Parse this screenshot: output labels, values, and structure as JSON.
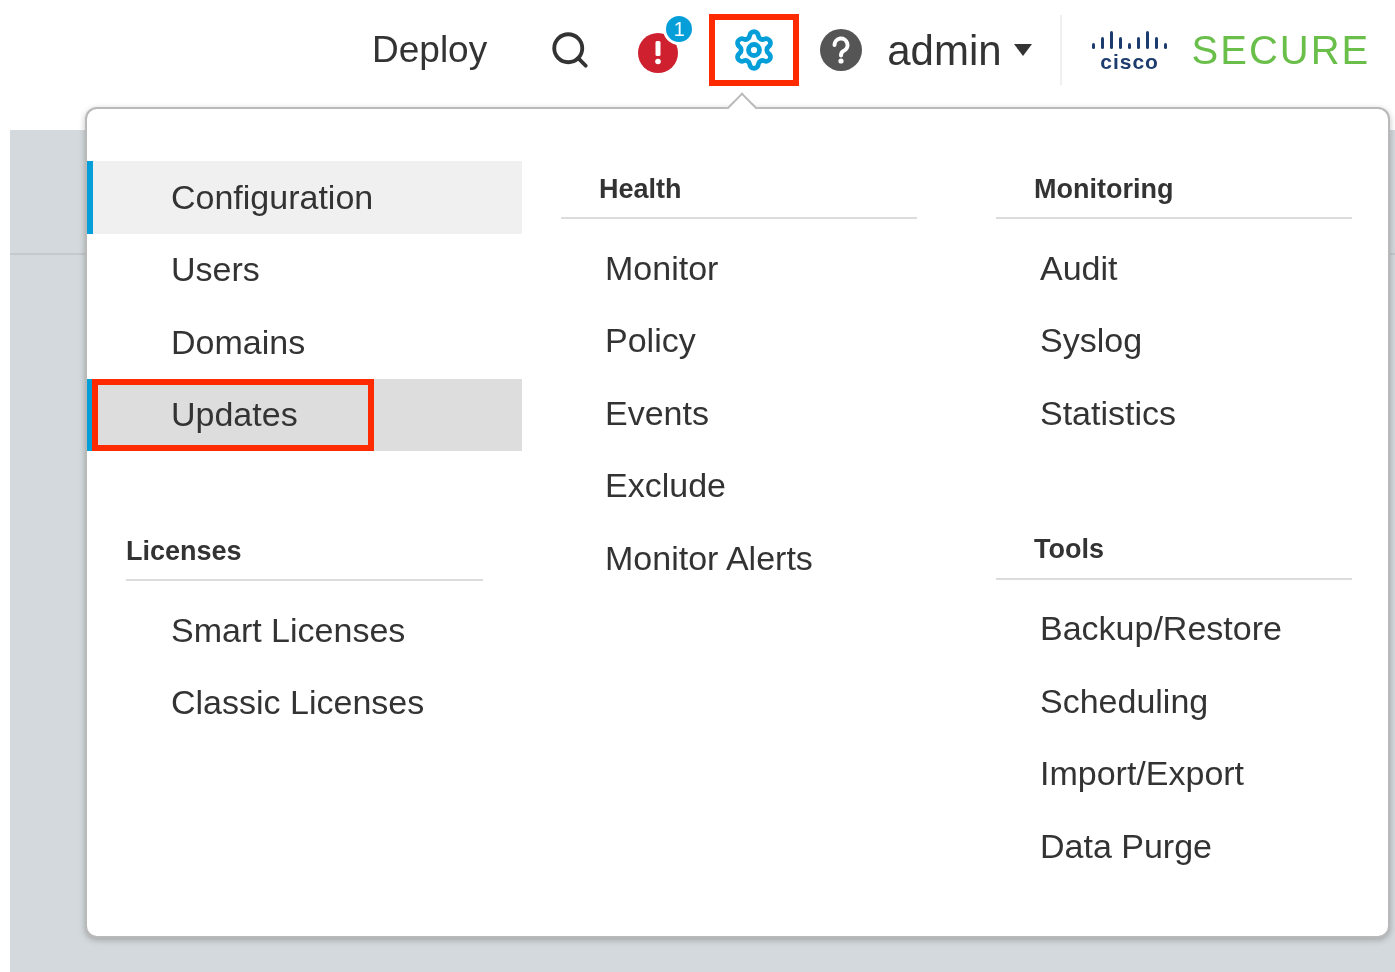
{
  "header": {
    "deploy": "Deploy",
    "alerts": {
      "count": "1"
    },
    "settings": {
      "highlighted": true
    },
    "user": {
      "name": "admin"
    },
    "brand": {
      "company": "cisco",
      "product": "SECURE"
    }
  },
  "menu": {
    "columns": [
      {
        "sections": [
          {
            "items": [
              {
                "label": "Configuration",
                "selected": true,
                "hovered": false,
                "highlighted": false
              },
              {
                "label": "Users",
                "selected": false,
                "hovered": false,
                "highlighted": false
              },
              {
                "label": "Domains",
                "selected": false,
                "hovered": false,
                "highlighted": false
              },
              {
                "label": "Updates",
                "selected": false,
                "hovered": true,
                "highlighted": true
              }
            ]
          },
          {
            "heading": "Licenses",
            "items": [
              {
                "label": "Smart Licenses",
                "selected": false,
                "hovered": false,
                "highlighted": false
              },
              {
                "label": "Classic Licenses",
                "selected": false,
                "hovered": false,
                "highlighted": false
              }
            ]
          }
        ]
      },
      {
        "sections": [
          {
            "heading": "Health",
            "items": [
              {
                "label": "Monitor",
                "selected": false,
                "hovered": false,
                "highlighted": false
              },
              {
                "label": "Policy",
                "selected": false,
                "hovered": false,
                "highlighted": false
              },
              {
                "label": "Events",
                "selected": false,
                "hovered": false,
                "highlighted": false
              },
              {
                "label": "Exclude",
                "selected": false,
                "hovered": false,
                "highlighted": false
              },
              {
                "label": "Monitor Alerts",
                "selected": false,
                "hovered": false,
                "highlighted": false
              }
            ]
          }
        ]
      },
      {
        "sections": [
          {
            "heading": "Monitoring",
            "items": [
              {
                "label": "Audit",
                "selected": false,
                "hovered": false,
                "highlighted": false
              },
              {
                "label": "Syslog",
                "selected": false,
                "hovered": false,
                "highlighted": false
              },
              {
                "label": "Statistics",
                "selected": false,
                "hovered": false,
                "highlighted": false
              }
            ]
          },
          {
            "heading": "Tools",
            "items": [
              {
                "label": "Backup/Restore",
                "selected": false,
                "hovered": false,
                "highlighted": false
              },
              {
                "label": "Scheduling",
                "selected": false,
                "hovered": false,
                "highlighted": false
              },
              {
                "label": "Import/Export",
                "selected": false,
                "hovered": false,
                "highlighted": false
              },
              {
                "label": "Data Purge",
                "selected": false,
                "hovered": false,
                "highlighted": false
              }
            ]
          }
        ]
      }
    ]
  }
}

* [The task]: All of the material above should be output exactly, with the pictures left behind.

* [Response to this exercise]:
Parse this screenshot: output labels, values, and structure as JSON.
{
  "header": {
    "deploy": "Deploy",
    "alerts": {
      "count": "1"
    },
    "settings": {
      "highlighted": true
    },
    "user": {
      "name": "admin"
    },
    "brand": {
      "company": "cisco",
      "product": "SECURE"
    }
  },
  "menu": {
    "columns": [
      {
        "sections": [
          {
            "items": [
              {
                "label": "Configuration",
                "selected": true,
                "hovered": false,
                "highlighted": false
              },
              {
                "label": "Users",
                "selected": false,
                "hovered": false,
                "highlighted": false
              },
              {
                "label": "Domains",
                "selected": false,
                "hovered": false,
                "highlighted": false
              },
              {
                "label": "Updates",
                "selected": false,
                "hovered": true,
                "highlighted": true
              }
            ]
          },
          {
            "heading": "Licenses",
            "items": [
              {
                "label": "Smart Licenses",
                "selected": false,
                "hovered": false,
                "highlighted": false
              },
              {
                "label": "Classic Licenses",
                "selected": false,
                "hovered": false,
                "highlighted": false
              }
            ]
          }
        ]
      },
      {
        "sections": [
          {
            "heading": "Health",
            "items": [
              {
                "label": "Monitor",
                "selected": false,
                "hovered": false,
                "highlighted": false
              },
              {
                "label": "Policy",
                "selected": false,
                "hovered": false,
                "highlighted": false
              },
              {
                "label": "Events",
                "selected": false,
                "hovered": false,
                "highlighted": false
              },
              {
                "label": "Exclude",
                "selected": false,
                "hovered": false,
                "highlighted": false
              },
              {
                "label": "Monitor Alerts",
                "selected": false,
                "hovered": false,
                "highlighted": false
              }
            ]
          }
        ]
      },
      {
        "sections": [
          {
            "heading": "Monitoring",
            "items": [
              {
                "label": "Audit",
                "selected": false,
                "hovered": false,
                "highlighted": false
              },
              {
                "label": "Syslog",
                "selected": false,
                "hovered": false,
                "highlighted": false
              },
              {
                "label": "Statistics",
                "selected": false,
                "hovered": false,
                "highlighted": false
              }
            ]
          },
          {
            "heading": "Tools",
            "items": [
              {
                "label": "Backup/Restore",
                "selected": false,
                "hovered": false,
                "highlighted": false
              },
              {
                "label": "Scheduling",
                "selected": false,
                "hovered": false,
                "highlighted": false
              },
              {
                "label": "Import/Export",
                "selected": false,
                "hovered": false,
                "highlighted": false
              },
              {
                "label": "Data Purge",
                "selected": false,
                "hovered": false,
                "highlighted": false
              }
            ]
          }
        ]
      }
    ]
  }
}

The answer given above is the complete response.